◆ WORK TASK:
Line tally for the word "code": count the lines below that contain it and reply with the number alone.

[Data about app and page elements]
+ + + +
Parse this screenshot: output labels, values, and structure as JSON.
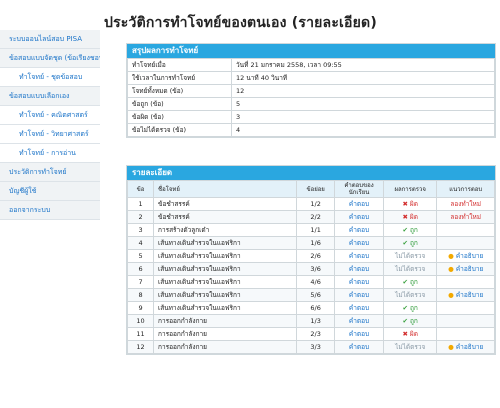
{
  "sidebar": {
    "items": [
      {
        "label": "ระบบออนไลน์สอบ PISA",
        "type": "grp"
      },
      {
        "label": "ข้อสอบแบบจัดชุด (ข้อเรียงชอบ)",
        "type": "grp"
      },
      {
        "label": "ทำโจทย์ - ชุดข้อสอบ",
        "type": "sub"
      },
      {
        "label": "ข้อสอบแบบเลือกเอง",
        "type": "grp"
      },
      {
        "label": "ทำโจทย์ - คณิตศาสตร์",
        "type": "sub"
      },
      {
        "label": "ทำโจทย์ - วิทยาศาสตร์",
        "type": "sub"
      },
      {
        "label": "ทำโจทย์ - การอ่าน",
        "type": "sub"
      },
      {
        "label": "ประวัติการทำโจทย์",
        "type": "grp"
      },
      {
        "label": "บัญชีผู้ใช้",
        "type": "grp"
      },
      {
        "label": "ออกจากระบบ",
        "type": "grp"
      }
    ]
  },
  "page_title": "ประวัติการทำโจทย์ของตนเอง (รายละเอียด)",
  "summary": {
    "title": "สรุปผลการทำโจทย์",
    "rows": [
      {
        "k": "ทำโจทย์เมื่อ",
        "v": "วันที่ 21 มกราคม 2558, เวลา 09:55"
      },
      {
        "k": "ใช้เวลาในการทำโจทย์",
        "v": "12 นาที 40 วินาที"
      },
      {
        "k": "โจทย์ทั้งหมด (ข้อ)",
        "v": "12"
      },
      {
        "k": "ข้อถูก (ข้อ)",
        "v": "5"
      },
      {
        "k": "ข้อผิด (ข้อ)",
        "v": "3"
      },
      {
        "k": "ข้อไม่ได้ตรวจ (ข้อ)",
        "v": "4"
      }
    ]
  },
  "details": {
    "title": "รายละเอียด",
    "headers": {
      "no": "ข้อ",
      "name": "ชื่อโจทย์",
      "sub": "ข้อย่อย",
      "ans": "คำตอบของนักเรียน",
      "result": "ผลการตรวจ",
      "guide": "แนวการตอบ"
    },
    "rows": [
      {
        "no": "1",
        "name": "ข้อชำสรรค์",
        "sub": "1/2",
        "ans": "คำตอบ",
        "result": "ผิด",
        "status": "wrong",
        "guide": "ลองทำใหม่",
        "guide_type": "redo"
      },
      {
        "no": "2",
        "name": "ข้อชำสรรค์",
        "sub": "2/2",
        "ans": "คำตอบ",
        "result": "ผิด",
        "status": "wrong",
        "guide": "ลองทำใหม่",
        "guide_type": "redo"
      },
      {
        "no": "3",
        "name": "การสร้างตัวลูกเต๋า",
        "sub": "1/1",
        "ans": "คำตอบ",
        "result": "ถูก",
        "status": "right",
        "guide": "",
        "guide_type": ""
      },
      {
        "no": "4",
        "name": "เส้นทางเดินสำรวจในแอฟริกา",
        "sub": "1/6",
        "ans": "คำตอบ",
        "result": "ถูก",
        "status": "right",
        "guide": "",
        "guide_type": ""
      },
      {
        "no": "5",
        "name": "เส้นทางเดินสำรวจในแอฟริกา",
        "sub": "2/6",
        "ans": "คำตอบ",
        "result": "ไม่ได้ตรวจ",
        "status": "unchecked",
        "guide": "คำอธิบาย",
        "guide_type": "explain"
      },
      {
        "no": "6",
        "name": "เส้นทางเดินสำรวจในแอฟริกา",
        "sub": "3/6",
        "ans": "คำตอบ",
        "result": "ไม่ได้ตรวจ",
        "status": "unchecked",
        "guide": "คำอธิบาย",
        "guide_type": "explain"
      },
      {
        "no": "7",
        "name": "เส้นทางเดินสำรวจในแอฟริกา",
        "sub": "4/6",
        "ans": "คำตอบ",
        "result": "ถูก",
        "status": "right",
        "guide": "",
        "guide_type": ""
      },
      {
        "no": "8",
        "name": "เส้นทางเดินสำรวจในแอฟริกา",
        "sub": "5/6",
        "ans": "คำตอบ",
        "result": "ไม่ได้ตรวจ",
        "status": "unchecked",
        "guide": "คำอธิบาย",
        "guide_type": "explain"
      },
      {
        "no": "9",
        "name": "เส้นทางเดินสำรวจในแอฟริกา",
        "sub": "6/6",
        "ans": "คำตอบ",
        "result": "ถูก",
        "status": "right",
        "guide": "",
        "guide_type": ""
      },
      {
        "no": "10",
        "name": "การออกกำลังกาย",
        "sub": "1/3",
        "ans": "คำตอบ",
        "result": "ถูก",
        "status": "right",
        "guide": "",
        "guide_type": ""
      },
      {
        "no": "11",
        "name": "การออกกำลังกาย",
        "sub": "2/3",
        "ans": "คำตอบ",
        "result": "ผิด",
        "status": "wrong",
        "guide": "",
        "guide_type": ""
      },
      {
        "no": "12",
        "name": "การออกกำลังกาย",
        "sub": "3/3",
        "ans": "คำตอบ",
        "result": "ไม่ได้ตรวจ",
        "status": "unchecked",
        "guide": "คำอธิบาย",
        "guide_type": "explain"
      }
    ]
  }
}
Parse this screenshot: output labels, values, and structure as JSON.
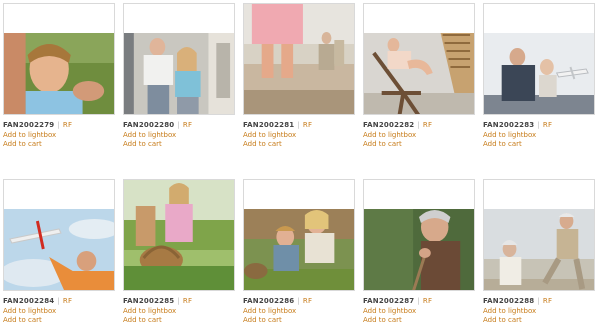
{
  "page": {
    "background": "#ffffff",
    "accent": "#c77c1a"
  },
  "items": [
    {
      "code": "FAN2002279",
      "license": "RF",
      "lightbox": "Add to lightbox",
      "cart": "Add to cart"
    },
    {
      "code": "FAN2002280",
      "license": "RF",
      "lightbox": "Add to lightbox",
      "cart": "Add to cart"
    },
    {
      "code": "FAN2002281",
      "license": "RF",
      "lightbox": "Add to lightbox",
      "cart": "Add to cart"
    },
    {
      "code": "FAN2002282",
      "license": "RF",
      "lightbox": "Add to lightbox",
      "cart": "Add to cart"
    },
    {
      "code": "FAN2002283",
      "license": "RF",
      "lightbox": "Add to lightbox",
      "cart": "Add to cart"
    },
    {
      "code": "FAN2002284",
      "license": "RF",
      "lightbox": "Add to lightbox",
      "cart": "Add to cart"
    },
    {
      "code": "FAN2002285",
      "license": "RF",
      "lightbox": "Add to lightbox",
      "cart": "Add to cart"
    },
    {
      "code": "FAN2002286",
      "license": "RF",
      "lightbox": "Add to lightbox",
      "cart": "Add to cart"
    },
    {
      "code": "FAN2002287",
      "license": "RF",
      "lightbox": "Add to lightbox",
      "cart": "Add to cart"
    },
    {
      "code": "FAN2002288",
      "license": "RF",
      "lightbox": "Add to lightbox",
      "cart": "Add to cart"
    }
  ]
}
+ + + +
◆ RESPONSE AREA:
10